MATERIAL SHOWN START

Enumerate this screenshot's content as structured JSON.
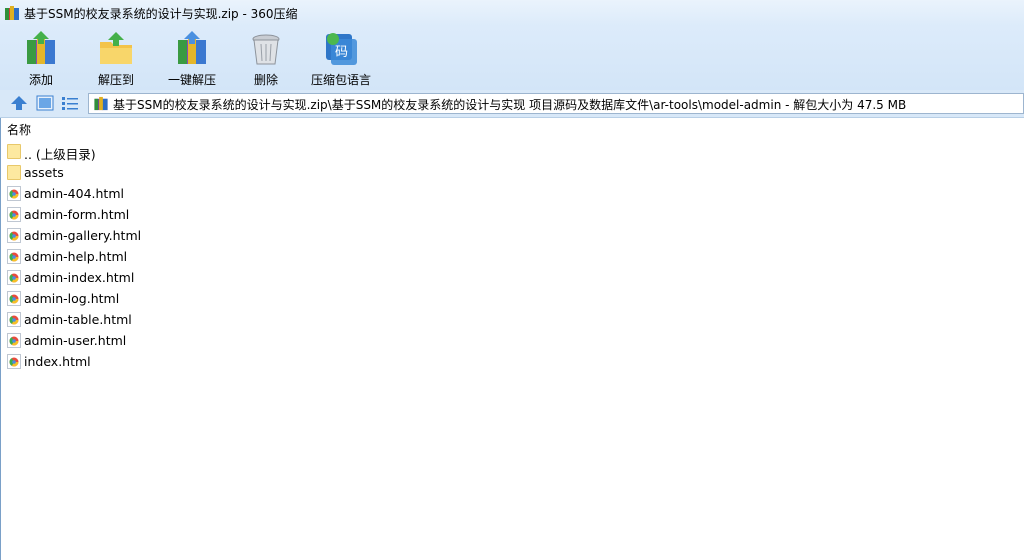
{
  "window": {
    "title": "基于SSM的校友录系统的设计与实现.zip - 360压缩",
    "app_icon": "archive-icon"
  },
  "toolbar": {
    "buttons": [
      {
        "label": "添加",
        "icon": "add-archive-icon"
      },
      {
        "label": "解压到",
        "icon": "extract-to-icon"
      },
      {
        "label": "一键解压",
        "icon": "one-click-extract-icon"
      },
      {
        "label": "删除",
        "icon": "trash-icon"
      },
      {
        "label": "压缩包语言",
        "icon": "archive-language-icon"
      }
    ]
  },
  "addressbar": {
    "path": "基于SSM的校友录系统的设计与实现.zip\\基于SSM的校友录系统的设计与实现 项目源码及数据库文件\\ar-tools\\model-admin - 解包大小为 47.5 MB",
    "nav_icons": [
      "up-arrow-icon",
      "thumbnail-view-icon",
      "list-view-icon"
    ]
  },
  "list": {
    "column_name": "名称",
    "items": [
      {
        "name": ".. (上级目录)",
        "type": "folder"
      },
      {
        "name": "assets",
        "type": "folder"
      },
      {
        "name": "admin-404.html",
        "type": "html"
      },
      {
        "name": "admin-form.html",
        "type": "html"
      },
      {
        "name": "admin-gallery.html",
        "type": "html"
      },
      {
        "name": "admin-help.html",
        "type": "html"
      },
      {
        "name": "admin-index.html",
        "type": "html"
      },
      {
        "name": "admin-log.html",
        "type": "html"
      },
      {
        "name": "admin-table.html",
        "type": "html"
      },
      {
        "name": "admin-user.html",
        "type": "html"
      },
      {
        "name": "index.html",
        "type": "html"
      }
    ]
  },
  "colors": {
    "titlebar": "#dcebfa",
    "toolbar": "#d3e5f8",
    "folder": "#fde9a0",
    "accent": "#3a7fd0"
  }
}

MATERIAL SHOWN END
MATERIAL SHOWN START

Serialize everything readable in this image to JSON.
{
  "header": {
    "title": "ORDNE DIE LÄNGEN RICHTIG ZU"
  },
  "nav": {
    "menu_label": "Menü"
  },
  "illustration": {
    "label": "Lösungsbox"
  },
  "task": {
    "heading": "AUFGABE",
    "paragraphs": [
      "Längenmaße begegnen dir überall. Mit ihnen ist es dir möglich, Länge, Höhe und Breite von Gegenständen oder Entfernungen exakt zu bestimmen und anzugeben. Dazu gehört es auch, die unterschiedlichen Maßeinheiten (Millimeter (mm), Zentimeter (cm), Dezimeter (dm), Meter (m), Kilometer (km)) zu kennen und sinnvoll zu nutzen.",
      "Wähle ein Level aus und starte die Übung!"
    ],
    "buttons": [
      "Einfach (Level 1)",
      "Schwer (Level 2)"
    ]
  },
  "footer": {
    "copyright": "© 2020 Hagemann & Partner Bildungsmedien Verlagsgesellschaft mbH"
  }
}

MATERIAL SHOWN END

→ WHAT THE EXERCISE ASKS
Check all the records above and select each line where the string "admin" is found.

→ REPLY
    "path": "基于SSM的校友录系统的设计与实现.zip\\基于SSM的校友录系统的设计与实现 项目源码及数据库文件\\ar-tools\\model-admin - 解包大小为 47.5 MB",
        "name": "admin-404.html",
        "name": "admin-form.html",
        "name": "admin-gallery.html",
        "name": "admin-help.html",
        "name": "admin-index.html",
        "name": "admin-log.html",
        "name": "admin-table.html",
        "name": "admin-user.html",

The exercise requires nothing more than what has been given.